The restaurant business is a “penny business.” By that I mean a successful operator must pay close attention to small amounts in several categories in order to convert sales to necessary profit dollars. The current economy is testing today’s already challenged restaurant businesses in a severe way.
One issue is gas prices and other factors that result in less discretionary income, which not only reduces dining out occasions, but also the level of expenditures when a consumer does dine out. A recent study by Booz & Company, a New York management consulting firm, shows consumers reduce their away-from-home spending by first adjusting their eating habits. The other big issue is the cost increases that restaurants are currently dealing with. Commodity, transportation and other costs are up, so their inputs to food cost (their biggest cost line item) are up. When customer counts are down and costs are up at the same time, it gets really dicey. Local restaurant businesses are all dealing with this in a variety of ways usually tailored to their specific concept, segment, situation and trade area. However, it’s times like these that can bring out the best in restaurateurs as it challenges them to be creative and uber-competitive.
Advertising and marketing become critical, even if only low-cost “guerilla marketing” tactics. With consumers holding on to their money, restaurants have to keep their name out there – – staying on the consumer radar screen is crucial. Lisa Davis, president of Lexington-based One Alliance Communications, believes that restaurants need to find ways to promote and market “value.” She also shared the insight that sticking your head in the sand and waiting for better days can be disastrous and that if restaurants aren’t at least moderately aggressive in their marketing efforts, they can only expect to gain as much as they invest. A good example of why Lisa is spot-on correct is the value message that is coming from an unexpected source. Wal-mart is running a TV ad campaign touting the savings possible when a family buys grocery items instead of patronizing restaurants.
Here are some observations and specific examples of how local foodservice enterprises are competing in a challenging economic environment:
Aggressive street level presence
If you drive down Man O’ War near the Hamburg area, you will often see someone in a Quizno’s “Q Cup” outfit garnering attention. This is a low-cost way to get “street presence.” Local Little Caesar’s on Tates Creek Road does this regularly as well.
Increasingly, there seem to be more casual theme restaurants that are using large banners to “shout out” to passing traffic special deals on certain nights, such as happy hour specials and the like.
Some chains and independents will mask price increases by keeping entrÈes the same price but increasing drink prices.
New product introduction

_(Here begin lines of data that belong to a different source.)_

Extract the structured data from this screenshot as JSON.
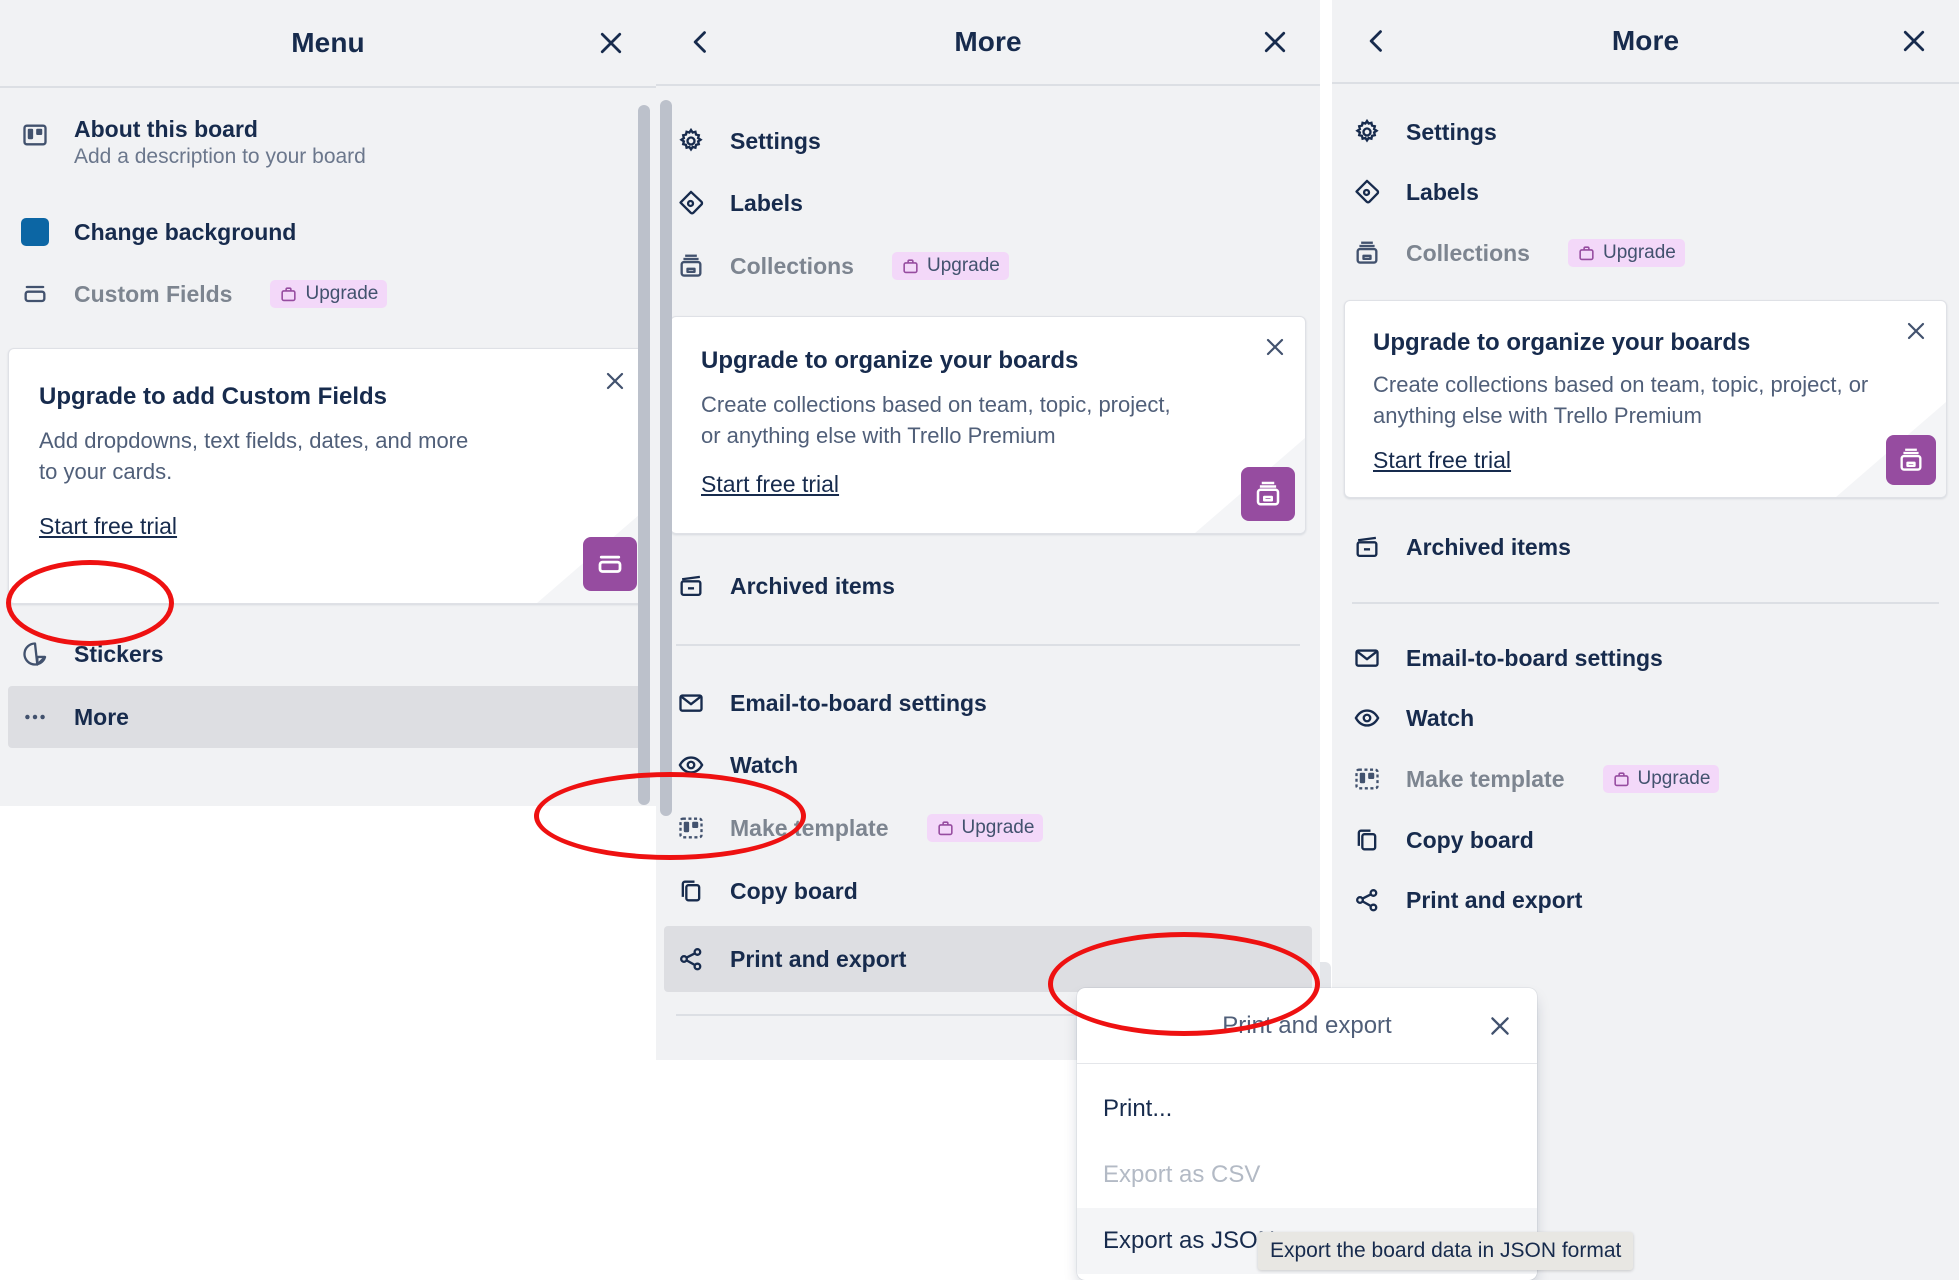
{
  "left_panel": {
    "header": {
      "title": "Menu",
      "close_icon": "close-icon"
    },
    "items": [
      {
        "label": "About this board",
        "sub": "Add a description to your board",
        "icon": "board-icon"
      },
      {
        "label": "Change background",
        "icon": "background-swatch-icon",
        "swatch": "#0c66a4"
      },
      {
        "label": "Custom Fields",
        "icon": "custom-fields-icon",
        "badge": "Upgrade",
        "muted": true
      }
    ],
    "promo": {
      "title": "Upgrade to add Custom Fields",
      "body": "Add dropdowns, text fields, dates, and more to your cards.",
      "link": "Start free trial",
      "close_icon": "close-icon",
      "art_icon": "custom-fields-icon"
    },
    "items_after": [
      {
        "label": "Stickers",
        "icon": "sticker-icon"
      },
      {
        "label": "More",
        "icon": "ellipsis-icon",
        "selected": true
      }
    ]
  },
  "middle_panel": {
    "header": {
      "title": "More",
      "back_icon": "chevron-left-icon",
      "close_icon": "close-icon"
    },
    "items_top": [
      {
        "label": "Settings",
        "icon": "gear-icon"
      },
      {
        "label": "Labels",
        "icon": "label-tag-icon"
      },
      {
        "label": "Collections",
        "icon": "collections-icon",
        "badge": "Upgrade",
        "muted": true
      }
    ],
    "promo": {
      "title": "Upgrade to organize your boards",
      "body": "Create collections based on team, topic, project, or anything else with Trello Premium",
      "link": "Start free trial",
      "close_icon": "close-icon",
      "art_icon": "collections-icon"
    },
    "items_mid": [
      {
        "label": "Archived items",
        "icon": "archive-icon"
      }
    ],
    "items_bottom": [
      {
        "label": "Email-to-board settings",
        "icon": "envelope-icon"
      },
      {
        "label": "Watch",
        "icon": "eye-icon"
      },
      {
        "label": "Make template",
        "icon": "template-icon",
        "badge": "Upgrade",
        "muted": true
      },
      {
        "label": "Copy board",
        "icon": "copy-icon"
      },
      {
        "label": "Print and export",
        "icon": "share-icon",
        "selected": true
      }
    ]
  },
  "right_panel": {
    "header": {
      "title": "More",
      "back_icon": "chevron-left-icon",
      "close_icon": "close-icon"
    },
    "items_top": [
      {
        "label": "Settings",
        "icon": "gear-icon"
      },
      {
        "label": "Labels",
        "icon": "label-tag-icon"
      },
      {
        "label": "Collections",
        "icon": "collections-icon",
        "badge": "Upgrade",
        "muted": true
      }
    ],
    "promo": {
      "title": "Upgrade to organize your boards",
      "body": "Create collections based on team, topic, project, or anything else with Trello Premium",
      "link": "Start free trial",
      "close_icon": "close-icon",
      "art_icon": "collections-icon"
    },
    "items_mid": [
      {
        "label": "Archived items",
        "icon": "archive-icon"
      }
    ],
    "items_bottom": [
      {
        "label": "Email-to-board settings",
        "icon": "envelope-icon"
      },
      {
        "label": "Watch",
        "icon": "eye-icon"
      },
      {
        "label": "Make template",
        "icon": "template-icon",
        "badge": "Upgrade",
        "muted": true
      },
      {
        "label": "Copy board",
        "icon": "copy-icon"
      },
      {
        "label": "Print and export",
        "icon": "share-icon"
      }
    ],
    "popover": {
      "title": "Print and export",
      "close_icon": "close-icon",
      "rows": [
        {
          "label": "Print...",
          "disabled": false
        },
        {
          "label": "Export as CSV",
          "disabled": true
        },
        {
          "label": "Export as JSON",
          "disabled": false,
          "hovered": true
        }
      ],
      "tooltip": "Export the board data in JSON format"
    }
  },
  "colors": {
    "panel_bg": "#f1f2f4",
    "accent_blue": "#0c66a4",
    "badge_bg": "#f3d8f9",
    "badge_icon": "#964ca0",
    "annotation": "#ee1111",
    "text_primary": "#172b4d",
    "text_muted": "#6b778c"
  }
}
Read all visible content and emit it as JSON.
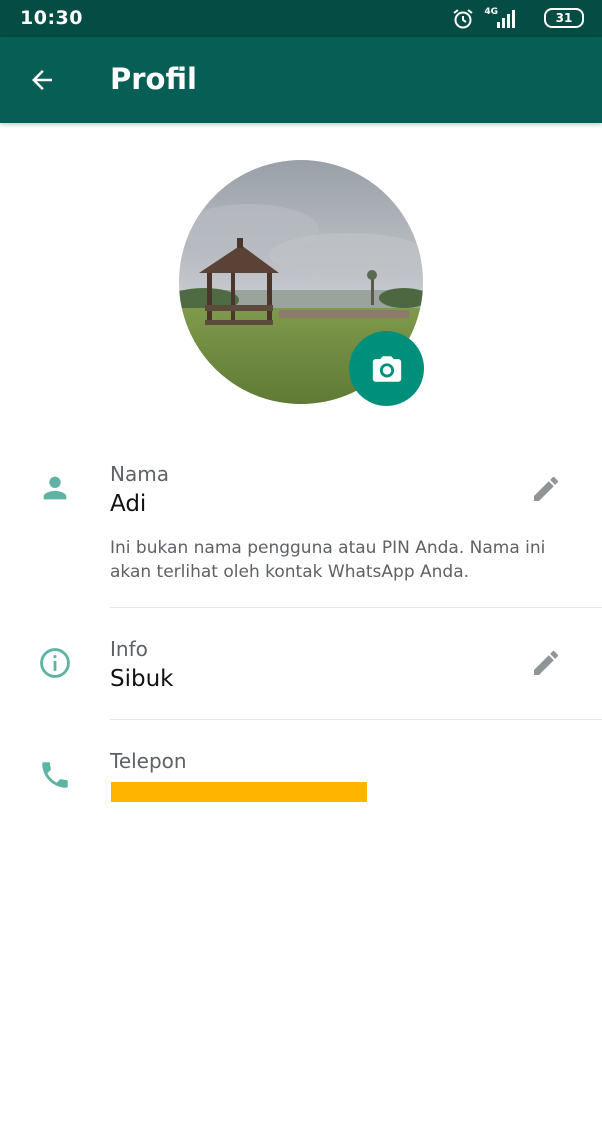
{
  "status_bar": {
    "time": "10:30",
    "network": "4G",
    "battery": "31",
    "icons": [
      "alarm-icon",
      "signal-icon",
      "battery-icon"
    ]
  },
  "app_bar": {
    "title": "Profil",
    "back_icon": "arrow-left-icon",
    "background": "#075e54"
  },
  "profile": {
    "photo_action_icon": "camera-icon",
    "accent": "#008f7a"
  },
  "fields": {
    "name": {
      "label": "Nama",
      "value": "Adi",
      "hint": "Ini bukan nama pengguna atau PIN Anda. Nama ini akan terlihat oleh kontak WhatsApp Anda.",
      "icon": "person-icon"
    },
    "about": {
      "label": "Info",
      "value": "Sibuk",
      "icon": "info-icon"
    },
    "phone": {
      "label": "Telepon",
      "icon": "phone-icon",
      "redaction_color": "#ffb400"
    }
  }
}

The local Long John Silver’s restaurants, owned by franchisee Jay Shoffner (Corbin Restaurants, Inc.), are participating in the chain’s introduction of their Freshside Grille menu. This new line of entrÈes include grilled tilapia, grilled Pacific salmon, and shrimp scampi. These lighter items give consumers new reasons to visit Long John Silver’s. It also offers an opportunity to trade down from casual themed, non-fried seafood to a less expensive alternative.
Thomas and King, the Lexington-based franchise company that owns 90 Applebee’s and seven Carino’s Italian Grill, recently announced staff reductions to decrease its overhead. Many large franchise organizations across the United States are taking similar actions.
Special discounting approaches
Dreams Dinners, under new owner Stephanie Bryan, is offering discounted gift cards for the holiday season. Applebee’s has announced a new happy hour promotion.
Aggressive cost control
At least one local franchise organization eliminated overtime, is actively adjusting thermostats, and has cut out all nonessential expenses.
Scaled back growth
The soft business climate combined with the tighter credit environment has restaurant organizations scaling back growth plans. However, for those with strong brands and track records, they may find growth attractive since many landlords will be more open to negotiating favorable lease terms.
Adjustments to the economy and the credit crisis are beginning to be made at the national level. Domino’s recently announced a plan to use its own capital to help its franchisees needing growth capital assistance. A key franchise finance player has been AIG Franchise Finance, which is a division of AIG, and their role going forward is uncertain.
One piece of good news for restaurateurs is that when the economy comes back, the same Booz & Company study found that eating out spending is the first spending consumers will bring back.
It is like most other businesses: the current economy is a time to adjust, adapt, survive and position yourself to prosper when the inevitable turnaround comes. For restaurateurs, it is specifically about “watching pennies” and “street fight marketing” for awareness.